EXERCISE MATERIAL Start Marker

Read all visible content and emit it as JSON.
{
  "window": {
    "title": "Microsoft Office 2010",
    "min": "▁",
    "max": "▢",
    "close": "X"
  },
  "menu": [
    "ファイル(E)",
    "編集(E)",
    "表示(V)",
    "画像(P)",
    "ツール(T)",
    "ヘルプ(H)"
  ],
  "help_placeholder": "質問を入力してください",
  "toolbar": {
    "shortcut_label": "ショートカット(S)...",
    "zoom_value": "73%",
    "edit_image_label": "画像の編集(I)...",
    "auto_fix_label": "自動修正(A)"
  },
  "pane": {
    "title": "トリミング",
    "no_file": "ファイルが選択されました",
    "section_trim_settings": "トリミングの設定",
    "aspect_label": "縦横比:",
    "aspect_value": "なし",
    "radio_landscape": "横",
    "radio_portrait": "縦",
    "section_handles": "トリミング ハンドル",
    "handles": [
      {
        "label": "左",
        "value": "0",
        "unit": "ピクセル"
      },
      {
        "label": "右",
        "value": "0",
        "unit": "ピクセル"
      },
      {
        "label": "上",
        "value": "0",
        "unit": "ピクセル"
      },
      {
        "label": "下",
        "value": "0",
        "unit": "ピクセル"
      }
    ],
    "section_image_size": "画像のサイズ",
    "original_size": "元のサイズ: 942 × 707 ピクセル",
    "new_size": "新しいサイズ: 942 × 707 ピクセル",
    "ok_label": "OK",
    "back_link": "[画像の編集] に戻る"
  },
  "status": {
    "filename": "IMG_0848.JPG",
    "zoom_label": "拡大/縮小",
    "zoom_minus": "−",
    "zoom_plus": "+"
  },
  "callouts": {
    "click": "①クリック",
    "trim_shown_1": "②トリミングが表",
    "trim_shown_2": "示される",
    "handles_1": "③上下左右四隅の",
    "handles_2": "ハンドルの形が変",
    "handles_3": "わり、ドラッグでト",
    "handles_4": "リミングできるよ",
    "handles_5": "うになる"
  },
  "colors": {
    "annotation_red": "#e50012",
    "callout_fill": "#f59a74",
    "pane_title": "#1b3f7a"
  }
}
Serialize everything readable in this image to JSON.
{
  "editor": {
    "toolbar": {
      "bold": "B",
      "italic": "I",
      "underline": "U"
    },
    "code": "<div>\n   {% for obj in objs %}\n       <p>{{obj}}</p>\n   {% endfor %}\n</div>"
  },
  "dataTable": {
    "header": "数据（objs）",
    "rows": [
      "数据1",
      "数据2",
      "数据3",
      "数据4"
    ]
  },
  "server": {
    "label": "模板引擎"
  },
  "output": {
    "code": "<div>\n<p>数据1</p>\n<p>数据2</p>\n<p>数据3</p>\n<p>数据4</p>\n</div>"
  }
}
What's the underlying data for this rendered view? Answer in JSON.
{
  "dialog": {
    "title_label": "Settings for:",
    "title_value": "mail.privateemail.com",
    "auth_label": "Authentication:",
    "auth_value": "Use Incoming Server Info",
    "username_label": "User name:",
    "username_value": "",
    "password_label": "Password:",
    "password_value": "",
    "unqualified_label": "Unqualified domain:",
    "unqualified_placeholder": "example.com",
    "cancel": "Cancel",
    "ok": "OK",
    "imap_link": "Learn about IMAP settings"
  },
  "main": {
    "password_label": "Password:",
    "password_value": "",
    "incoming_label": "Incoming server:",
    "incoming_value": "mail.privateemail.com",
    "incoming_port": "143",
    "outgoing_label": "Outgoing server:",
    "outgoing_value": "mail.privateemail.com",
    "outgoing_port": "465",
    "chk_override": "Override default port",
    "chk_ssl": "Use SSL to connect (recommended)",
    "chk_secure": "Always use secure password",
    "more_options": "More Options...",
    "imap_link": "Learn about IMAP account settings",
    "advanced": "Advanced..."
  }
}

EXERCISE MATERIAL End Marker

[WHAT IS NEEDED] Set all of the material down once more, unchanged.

[RESPONSE TO THE TASK]
Read all visible content and emit it as JSON.
{
  "window": {
    "title": "Microsoft Office 2010",
    "min": "▁",
    "max": "▢",
    "close": "X"
  },
  "menu": [
    "ファイル(E)",
    "編集(E)",
    "表示(V)",
    "画像(P)",
    "ツール(T)",
    "ヘルプ(H)"
  ],
  "help_placeholder": "質問を入力してください",
  "toolbar": {
    "shortcut_label": "ショートカット(S)...",
    "zoom_value": "73%",
    "edit_image_label": "画像の編集(I)...",
    "auto_fix_label": "自動修正(A)"
  },
  "pane": {
    "title": "トリミング",
    "no_file": "ファイルが選択されました",
    "section_trim_settings": "トリミングの設定",
    "aspect_label": "縦横比:",
    "aspect_value": "なし",
    "radio_landscape": "横",
    "radio_portrait": "縦",
    "section_handles": "トリミング ハンドル",
    "handles": [
      {
        "label": "左",
        "value": "0",
        "unit": "ピクセル"
      },
      {
        "label": "右",
        "value": "0",
        "unit": "ピクセル"
      },
      {
        "label": "上",
        "value": "0",
        "unit": "ピクセル"
      },
      {
        "label": "下",
        "value": "0",
        "unit": "ピクセル"
      }
    ],
    "section_image_size": "画像のサイズ",
    "original_size": "元のサイズ: 942 × 707 ピクセル",
    "new_size": "新しいサイズ: 942 × 707 ピクセル",
    "ok_label": "OK",
    "back_link": "[画像の編集] に戻る"
  },
  "status": {
    "filename": "IMG_0848.JPG",
    "zoom_label": "拡大/縮小",
    "zoom_minus": "−",
    "zoom_plus": "+"
  },
  "callouts": {
    "click": "①クリック",
    "trim_shown_1": "②トリミングが表",
    "trim_shown_2": "示される",
    "handles_1": "③上下左右四隅の",
    "handles_2": "ハンドルの形が変",
    "handles_3": "わり、ドラッグでト",
    "handles_4": "リミングできるよ",
    "handles_5": "うになる"
  },
  "colors": {
    "annotation_red": "#e50012",
    "callout_fill": "#f59a74",
    "pane_title": "#1b3f7a"
  }
}
Serialize everything readable in this image to JSON.
{
  "editor": {
    "toolbar": {
      "bold": "B",
      "italic": "I",
      "underline": "U"
    },
    "code": "<div>\n   {% for obj in objs %}\n       <p>{{obj}}</p>\n   {% endfor %}\n</div>"
  },
  "dataTable": {
    "header": "数据（objs）",
    "rows": [
      "数据1",
      "数据2",
      "数据3",
      "数据4"
    ]
  },
  "server": {
    "label": "模板引擎"
  },
  "output": {
    "code": "<div>\n<p>数据1</p>\n<p>数据2</p>\n<p>数据3</p>\n<p>数据4</p>\n</div>"
  }
}
What's the underlying data for this rendered view? Answer in JSON.
{
  "dialog": {
    "title_label": "Settings for:",
    "title_value": "mail.privateemail.com",
    "auth_label": "Authentication:",
    "auth_value": "Use Incoming Server Info",
    "username_label": "User name:",
    "username_value": "",
    "password_label": "Password:",
    "password_value": "",
    "unqualified_label": "Unqualified domain:",
    "unqualified_placeholder": "example.com",
    "cancel": "Cancel",
    "ok": "OK",
    "imap_link": "Learn about IMAP settings"
  },
  "main": {
    "password_label": "Password:",
    "password_value": "",
    "incoming_label": "Incoming server:",
    "incoming_value": "mail.privateemail.com",
    "incoming_port": "143",
    "outgoing_label": "Outgoing server:",
    "outgoing_value": "mail.privateemail.com",
    "outgoing_port": "465",
    "chk_override": "Override default port",
    "chk_ssl": "Use SSL to connect (recommended)",
    "chk_secure": "Always use secure password",
    "more_options": "More Options...",
    "imap_link": "Learn about IMAP account settings",
    "advanced": "Advanced..."
  }
}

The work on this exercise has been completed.